“There is always room for sweet things.” Although this quote comes straight from the Talmud (Megillah 7b), it is a common sentiment among many cultures. In the lifetime of Abaye, the sage quoted above, sweet things referred to treats made with honey, d…
While giving charity (tzedakah) is an act of kindness (chesed), an act of kindness is not charity.
In honor of Veteran’s Day, Jewish Treats presents a mini-biography of Major General Julius Klein (1901-1984), who served his country in both World Wars.
The very last act performed before bringing Shabbat into the home is the lighting of the Shabbat candles. While this mitzvah is considered one of the three primary mitzvot of a Jewish woman, Shabbat candles may also be lit by a man.

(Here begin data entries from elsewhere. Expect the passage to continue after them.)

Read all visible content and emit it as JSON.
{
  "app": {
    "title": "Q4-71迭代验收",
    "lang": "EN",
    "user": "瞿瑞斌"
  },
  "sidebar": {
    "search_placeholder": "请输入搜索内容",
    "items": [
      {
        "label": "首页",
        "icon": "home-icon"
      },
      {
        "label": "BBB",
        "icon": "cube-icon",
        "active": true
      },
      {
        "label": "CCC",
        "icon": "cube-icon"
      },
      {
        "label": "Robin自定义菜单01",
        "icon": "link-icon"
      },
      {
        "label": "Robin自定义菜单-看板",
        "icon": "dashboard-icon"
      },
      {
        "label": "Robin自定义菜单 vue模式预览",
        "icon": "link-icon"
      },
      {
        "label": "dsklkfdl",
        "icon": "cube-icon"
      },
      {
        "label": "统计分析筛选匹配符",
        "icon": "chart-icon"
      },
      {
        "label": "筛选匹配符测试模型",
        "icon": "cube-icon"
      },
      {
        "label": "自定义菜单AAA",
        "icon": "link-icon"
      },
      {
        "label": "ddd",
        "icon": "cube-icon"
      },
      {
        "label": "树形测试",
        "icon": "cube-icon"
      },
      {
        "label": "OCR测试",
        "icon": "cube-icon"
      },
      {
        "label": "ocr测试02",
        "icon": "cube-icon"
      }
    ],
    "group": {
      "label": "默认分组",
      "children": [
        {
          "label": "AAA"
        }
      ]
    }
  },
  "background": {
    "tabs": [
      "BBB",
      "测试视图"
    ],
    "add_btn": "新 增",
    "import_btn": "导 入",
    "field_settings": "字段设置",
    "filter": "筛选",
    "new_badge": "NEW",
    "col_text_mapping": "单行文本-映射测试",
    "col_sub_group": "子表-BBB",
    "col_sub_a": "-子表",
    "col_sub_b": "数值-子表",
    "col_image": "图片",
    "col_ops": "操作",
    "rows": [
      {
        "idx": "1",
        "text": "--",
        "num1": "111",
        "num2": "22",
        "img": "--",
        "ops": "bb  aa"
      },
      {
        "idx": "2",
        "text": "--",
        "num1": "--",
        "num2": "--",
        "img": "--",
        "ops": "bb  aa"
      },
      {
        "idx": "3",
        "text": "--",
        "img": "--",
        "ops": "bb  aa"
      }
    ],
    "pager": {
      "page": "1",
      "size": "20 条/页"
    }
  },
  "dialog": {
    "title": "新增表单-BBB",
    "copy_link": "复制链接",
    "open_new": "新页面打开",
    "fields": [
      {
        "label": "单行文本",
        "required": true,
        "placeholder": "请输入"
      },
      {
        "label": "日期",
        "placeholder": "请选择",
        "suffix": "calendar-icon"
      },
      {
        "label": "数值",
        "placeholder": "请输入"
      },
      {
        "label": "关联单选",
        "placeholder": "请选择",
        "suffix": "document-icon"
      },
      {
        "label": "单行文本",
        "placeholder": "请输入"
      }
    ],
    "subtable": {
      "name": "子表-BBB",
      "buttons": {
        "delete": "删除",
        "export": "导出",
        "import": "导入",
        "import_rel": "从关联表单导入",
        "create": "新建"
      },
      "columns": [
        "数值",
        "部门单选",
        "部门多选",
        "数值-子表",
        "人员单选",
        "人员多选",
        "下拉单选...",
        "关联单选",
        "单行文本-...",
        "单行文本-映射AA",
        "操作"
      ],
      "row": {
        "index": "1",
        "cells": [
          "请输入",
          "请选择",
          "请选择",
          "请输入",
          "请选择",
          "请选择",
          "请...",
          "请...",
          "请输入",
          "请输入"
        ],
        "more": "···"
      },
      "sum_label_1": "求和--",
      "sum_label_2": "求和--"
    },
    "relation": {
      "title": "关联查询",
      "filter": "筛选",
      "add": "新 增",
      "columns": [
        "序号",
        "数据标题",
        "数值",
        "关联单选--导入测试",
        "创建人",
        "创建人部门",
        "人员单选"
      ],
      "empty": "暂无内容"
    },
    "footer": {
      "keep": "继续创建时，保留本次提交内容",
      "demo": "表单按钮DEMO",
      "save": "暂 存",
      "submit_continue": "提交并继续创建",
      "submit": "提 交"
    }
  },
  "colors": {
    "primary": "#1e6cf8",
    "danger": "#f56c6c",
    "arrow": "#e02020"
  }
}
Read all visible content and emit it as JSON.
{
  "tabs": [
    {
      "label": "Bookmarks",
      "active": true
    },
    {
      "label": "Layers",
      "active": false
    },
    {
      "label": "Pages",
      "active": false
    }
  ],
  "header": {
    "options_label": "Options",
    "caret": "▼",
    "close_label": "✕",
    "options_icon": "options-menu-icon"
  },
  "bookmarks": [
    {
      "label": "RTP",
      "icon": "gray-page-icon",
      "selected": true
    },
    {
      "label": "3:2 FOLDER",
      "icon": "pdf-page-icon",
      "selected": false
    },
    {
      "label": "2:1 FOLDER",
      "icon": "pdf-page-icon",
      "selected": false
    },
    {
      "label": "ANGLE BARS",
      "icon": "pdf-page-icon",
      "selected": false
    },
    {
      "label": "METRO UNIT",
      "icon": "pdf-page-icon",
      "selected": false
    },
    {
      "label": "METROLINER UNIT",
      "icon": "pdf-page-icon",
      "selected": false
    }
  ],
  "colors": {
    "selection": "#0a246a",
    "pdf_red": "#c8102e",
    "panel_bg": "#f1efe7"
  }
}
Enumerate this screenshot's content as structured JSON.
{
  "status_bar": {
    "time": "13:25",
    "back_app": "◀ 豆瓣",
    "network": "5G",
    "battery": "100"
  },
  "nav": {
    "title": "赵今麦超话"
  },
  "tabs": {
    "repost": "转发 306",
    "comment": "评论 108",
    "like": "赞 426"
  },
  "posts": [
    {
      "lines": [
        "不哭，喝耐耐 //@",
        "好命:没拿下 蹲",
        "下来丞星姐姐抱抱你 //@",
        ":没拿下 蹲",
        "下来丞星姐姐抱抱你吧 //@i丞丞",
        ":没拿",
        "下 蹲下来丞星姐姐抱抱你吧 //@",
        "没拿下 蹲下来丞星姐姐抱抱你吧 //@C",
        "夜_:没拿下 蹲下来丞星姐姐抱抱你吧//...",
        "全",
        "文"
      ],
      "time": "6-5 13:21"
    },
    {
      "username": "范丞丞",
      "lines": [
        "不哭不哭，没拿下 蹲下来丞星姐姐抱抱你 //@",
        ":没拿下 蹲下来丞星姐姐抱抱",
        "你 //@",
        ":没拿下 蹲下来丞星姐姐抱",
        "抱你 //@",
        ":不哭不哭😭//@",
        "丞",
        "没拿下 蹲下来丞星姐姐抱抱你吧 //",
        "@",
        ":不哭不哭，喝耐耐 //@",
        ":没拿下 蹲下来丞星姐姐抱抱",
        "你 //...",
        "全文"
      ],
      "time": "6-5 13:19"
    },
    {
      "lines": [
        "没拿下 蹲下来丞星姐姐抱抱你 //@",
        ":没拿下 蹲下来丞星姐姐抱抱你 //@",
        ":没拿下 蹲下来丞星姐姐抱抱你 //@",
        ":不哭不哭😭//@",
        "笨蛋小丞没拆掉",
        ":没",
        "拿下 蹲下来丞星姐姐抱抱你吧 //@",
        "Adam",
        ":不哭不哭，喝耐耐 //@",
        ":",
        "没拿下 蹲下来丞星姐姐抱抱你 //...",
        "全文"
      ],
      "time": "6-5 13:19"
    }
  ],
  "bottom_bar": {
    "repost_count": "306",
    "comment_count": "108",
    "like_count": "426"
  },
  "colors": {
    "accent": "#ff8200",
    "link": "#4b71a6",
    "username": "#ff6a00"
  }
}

The classic courtroom image portrays a witness standing in the dock, right hand raised and left hand resting gently on the Bible. The witness is then asked: “Do you solemnly swear to tell the truth, the whole truth, and nothing but the truth, so help you God?”
In Hebrew, one word can say so much. For instance, hineni. This seemingly simple phrase is understood as a powerful statement of a person’s state of mind. Literally, it is translated: “Here I am.” It is a statement first pronounced in the Torah by Abraham, and it underscores one of the essential differences between Adam and Abraham.
In 1980, Barry Commoner, a prominent biologist, environmentalist and author of Jewish parentage, ran as a candidate for the President of the United States. As the third party candidate for the Citizens Party (which he founded), Commoner garnered .25% of the vote. While a few hundred thousand votes may seem like nothing among the millions of potential votes, his true goal was to raise the nation’s consciousness to the need for societal reform to benefit the environment.
The Jewish dietary laws prohibit Jews from eating any food products derived from animals that do not have both split hooves and chew their cud. It is not an uncommon assumption that Jews are forbidden, as well, to touch objects made from non-kosher animals. However, the fact of the matter is that if a Jewish football fan came upon an actual pigskin football (originally the game was played with an inflated pig bladder) that Jew would have no issue picking it up and taking a toss.